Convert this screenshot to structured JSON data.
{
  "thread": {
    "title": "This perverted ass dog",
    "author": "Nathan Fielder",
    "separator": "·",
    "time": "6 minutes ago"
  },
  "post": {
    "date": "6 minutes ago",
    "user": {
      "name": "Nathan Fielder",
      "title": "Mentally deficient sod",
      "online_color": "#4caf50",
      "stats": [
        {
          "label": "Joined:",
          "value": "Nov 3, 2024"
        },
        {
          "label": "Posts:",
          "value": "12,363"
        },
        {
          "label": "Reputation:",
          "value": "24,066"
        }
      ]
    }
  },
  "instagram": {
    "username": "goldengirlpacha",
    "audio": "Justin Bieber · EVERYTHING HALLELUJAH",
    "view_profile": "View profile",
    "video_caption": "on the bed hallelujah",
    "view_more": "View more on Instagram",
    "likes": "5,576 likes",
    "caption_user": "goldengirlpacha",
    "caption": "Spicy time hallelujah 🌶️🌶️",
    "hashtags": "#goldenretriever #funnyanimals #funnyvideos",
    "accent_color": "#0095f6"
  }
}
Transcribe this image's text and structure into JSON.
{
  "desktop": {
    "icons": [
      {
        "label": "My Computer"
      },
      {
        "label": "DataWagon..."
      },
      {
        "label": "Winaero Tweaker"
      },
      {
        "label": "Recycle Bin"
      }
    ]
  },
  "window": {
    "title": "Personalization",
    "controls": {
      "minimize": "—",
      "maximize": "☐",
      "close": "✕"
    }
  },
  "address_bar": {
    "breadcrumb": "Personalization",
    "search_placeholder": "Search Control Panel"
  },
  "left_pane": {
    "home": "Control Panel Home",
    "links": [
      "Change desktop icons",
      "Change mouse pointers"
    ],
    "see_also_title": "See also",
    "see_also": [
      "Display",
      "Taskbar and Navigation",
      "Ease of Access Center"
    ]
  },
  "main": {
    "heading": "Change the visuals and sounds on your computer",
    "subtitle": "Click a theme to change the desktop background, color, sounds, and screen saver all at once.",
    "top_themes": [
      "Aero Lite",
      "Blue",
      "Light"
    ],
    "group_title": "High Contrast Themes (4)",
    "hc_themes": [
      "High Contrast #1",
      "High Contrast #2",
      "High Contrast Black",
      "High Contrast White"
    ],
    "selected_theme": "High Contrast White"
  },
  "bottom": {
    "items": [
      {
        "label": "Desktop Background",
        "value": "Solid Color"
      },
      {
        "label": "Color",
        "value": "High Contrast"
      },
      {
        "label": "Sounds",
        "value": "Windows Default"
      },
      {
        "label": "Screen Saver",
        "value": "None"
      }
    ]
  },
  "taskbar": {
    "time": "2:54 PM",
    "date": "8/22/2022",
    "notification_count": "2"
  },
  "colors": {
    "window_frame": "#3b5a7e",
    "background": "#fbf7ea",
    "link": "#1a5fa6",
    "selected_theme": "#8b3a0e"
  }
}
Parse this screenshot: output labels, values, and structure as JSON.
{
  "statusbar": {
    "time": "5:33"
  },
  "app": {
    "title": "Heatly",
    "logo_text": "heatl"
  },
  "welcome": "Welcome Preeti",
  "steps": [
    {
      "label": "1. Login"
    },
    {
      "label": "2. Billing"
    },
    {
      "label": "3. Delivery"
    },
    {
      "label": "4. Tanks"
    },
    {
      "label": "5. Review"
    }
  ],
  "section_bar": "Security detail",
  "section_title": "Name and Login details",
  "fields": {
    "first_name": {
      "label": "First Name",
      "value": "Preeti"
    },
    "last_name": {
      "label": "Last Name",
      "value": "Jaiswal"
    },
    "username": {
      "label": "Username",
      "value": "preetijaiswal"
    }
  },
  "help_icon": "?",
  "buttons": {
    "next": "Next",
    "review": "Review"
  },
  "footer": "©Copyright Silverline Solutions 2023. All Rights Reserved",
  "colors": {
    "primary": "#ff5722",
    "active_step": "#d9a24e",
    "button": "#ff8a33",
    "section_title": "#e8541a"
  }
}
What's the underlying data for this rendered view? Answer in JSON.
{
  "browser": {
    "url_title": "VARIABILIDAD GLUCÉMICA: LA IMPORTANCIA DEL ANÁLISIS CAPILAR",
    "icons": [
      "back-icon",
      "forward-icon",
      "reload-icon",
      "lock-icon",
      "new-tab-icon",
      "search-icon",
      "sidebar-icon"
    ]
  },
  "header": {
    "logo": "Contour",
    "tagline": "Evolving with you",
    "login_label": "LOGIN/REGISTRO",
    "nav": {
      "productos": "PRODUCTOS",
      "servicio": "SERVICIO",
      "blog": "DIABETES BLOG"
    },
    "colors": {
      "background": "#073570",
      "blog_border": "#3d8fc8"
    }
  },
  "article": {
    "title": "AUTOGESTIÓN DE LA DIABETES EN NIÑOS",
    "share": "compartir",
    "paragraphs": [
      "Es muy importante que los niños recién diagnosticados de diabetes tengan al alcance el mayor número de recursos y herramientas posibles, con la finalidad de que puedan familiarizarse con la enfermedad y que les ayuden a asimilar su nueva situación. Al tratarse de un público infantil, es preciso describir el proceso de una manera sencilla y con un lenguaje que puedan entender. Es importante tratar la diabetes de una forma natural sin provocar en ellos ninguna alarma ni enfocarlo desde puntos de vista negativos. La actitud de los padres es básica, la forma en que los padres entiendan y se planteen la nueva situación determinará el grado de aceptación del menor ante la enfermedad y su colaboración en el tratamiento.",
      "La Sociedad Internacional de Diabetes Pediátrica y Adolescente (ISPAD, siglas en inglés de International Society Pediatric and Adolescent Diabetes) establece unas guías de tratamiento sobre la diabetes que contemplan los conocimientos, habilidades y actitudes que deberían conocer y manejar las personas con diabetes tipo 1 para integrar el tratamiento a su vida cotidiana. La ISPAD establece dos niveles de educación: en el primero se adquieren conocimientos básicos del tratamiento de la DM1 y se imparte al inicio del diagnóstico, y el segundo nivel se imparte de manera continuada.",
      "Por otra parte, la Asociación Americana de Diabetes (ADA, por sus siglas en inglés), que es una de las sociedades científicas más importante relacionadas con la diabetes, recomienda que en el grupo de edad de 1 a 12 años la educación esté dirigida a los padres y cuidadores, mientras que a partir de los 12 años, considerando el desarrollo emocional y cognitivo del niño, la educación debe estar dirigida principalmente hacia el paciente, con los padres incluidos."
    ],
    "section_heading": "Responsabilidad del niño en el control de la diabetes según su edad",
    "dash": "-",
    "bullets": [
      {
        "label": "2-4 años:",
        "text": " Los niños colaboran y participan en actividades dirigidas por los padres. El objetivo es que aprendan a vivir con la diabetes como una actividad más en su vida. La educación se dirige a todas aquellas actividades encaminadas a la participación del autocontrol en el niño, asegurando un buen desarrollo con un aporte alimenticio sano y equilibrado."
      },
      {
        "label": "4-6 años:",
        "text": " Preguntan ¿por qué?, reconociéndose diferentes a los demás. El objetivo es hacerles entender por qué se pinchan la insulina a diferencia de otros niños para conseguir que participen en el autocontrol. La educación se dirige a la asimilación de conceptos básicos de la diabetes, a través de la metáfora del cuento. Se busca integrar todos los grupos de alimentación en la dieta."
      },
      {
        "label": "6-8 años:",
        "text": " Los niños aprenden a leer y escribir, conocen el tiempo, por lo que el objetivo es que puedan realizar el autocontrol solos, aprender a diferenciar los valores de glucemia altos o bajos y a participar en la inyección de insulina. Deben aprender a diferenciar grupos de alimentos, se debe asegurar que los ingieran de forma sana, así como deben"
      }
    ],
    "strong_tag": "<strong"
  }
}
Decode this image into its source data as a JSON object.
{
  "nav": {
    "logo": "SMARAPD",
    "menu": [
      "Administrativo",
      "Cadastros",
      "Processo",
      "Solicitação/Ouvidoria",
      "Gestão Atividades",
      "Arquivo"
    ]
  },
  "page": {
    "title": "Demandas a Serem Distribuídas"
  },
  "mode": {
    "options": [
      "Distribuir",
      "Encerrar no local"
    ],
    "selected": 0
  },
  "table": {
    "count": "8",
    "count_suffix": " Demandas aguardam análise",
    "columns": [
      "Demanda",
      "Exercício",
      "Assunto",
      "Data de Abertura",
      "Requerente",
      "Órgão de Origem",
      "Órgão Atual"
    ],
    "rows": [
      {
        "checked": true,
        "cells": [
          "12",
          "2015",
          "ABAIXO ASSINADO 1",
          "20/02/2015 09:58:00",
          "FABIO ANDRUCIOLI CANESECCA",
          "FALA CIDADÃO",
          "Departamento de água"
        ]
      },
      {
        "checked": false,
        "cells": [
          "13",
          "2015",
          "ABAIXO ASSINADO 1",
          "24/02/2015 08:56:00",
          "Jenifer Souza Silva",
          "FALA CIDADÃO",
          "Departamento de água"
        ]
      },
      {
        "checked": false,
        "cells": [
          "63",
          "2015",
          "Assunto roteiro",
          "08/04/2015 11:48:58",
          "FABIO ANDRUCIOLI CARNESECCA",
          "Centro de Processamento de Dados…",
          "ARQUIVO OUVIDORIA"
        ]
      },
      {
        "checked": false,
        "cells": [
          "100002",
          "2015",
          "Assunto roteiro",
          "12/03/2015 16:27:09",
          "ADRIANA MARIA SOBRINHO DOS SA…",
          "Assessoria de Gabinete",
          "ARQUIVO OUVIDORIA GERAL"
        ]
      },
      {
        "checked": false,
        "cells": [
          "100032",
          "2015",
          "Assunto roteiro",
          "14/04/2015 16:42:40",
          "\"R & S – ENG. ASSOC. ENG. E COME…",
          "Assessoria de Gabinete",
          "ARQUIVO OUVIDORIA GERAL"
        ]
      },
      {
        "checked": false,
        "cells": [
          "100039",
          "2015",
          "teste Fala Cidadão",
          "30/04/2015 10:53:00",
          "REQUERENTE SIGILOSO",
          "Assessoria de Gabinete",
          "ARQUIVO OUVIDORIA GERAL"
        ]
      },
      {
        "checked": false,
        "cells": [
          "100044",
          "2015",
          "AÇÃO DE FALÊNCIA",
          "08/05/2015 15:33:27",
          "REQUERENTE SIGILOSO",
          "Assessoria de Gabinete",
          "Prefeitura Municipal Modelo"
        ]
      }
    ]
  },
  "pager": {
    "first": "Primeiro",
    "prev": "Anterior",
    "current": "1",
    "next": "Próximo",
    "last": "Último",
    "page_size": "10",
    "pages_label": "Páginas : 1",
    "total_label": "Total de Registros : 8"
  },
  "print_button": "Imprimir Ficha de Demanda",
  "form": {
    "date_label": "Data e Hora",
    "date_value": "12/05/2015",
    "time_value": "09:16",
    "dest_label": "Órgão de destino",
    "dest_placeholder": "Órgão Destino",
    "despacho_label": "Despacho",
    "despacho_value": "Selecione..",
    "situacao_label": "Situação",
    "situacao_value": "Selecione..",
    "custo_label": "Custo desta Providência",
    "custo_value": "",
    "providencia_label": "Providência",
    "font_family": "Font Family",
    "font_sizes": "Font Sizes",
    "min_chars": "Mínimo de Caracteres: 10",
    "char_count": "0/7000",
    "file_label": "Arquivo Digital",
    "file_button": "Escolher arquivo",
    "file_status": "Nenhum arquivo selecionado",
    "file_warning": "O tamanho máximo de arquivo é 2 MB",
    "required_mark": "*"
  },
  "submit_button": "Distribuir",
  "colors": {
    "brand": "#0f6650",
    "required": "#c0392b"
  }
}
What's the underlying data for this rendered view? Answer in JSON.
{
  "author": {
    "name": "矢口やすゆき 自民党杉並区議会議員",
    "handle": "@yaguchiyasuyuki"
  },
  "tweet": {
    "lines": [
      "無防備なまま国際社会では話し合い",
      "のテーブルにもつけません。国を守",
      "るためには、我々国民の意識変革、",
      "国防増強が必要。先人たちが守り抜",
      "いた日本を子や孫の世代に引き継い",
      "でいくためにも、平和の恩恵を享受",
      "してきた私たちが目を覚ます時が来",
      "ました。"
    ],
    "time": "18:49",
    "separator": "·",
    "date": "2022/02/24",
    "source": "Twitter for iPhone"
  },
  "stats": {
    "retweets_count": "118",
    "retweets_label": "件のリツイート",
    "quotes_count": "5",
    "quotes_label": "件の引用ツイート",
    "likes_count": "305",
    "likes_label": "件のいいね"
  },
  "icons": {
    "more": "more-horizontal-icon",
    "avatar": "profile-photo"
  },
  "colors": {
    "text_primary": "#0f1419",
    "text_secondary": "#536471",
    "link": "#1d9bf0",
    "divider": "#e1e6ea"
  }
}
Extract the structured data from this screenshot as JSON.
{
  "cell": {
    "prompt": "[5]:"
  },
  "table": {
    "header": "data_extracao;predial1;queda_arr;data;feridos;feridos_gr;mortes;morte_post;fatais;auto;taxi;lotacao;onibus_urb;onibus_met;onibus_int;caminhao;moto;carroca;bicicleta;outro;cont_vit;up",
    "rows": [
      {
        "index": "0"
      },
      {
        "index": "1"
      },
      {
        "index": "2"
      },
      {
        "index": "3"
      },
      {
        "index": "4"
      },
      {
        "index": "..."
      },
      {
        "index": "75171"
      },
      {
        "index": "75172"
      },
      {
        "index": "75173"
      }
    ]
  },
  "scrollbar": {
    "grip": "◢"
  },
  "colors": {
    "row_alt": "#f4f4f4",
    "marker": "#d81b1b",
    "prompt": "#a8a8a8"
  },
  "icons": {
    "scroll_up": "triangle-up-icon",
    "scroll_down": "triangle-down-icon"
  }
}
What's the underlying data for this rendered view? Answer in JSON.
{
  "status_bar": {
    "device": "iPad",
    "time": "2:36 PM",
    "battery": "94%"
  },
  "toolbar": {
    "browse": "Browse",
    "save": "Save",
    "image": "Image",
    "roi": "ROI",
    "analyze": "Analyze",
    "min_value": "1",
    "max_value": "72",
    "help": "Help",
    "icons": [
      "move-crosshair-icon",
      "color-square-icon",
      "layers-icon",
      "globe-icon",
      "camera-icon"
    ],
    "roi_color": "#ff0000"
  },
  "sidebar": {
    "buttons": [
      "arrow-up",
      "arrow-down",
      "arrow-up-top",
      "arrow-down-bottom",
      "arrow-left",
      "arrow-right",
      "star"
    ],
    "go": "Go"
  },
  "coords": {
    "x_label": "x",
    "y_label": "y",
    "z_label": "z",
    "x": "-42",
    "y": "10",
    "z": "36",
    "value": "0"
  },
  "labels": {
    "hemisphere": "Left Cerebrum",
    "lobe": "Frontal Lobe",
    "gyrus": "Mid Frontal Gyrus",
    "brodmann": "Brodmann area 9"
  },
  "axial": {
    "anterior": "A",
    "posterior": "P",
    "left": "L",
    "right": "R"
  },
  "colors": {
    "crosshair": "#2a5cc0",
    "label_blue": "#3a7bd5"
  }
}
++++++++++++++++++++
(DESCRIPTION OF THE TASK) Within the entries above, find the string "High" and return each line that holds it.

(RESPONSE TO THIS TASK)
    "group_title": "High Contrast Themes (4)",
      "High Contrast #1",
      "High Contrast #2",
      "High Contrast Black",
      "High Contrast White"
    "selected_theme": "High Contrast White"
        "value": "High Contrast"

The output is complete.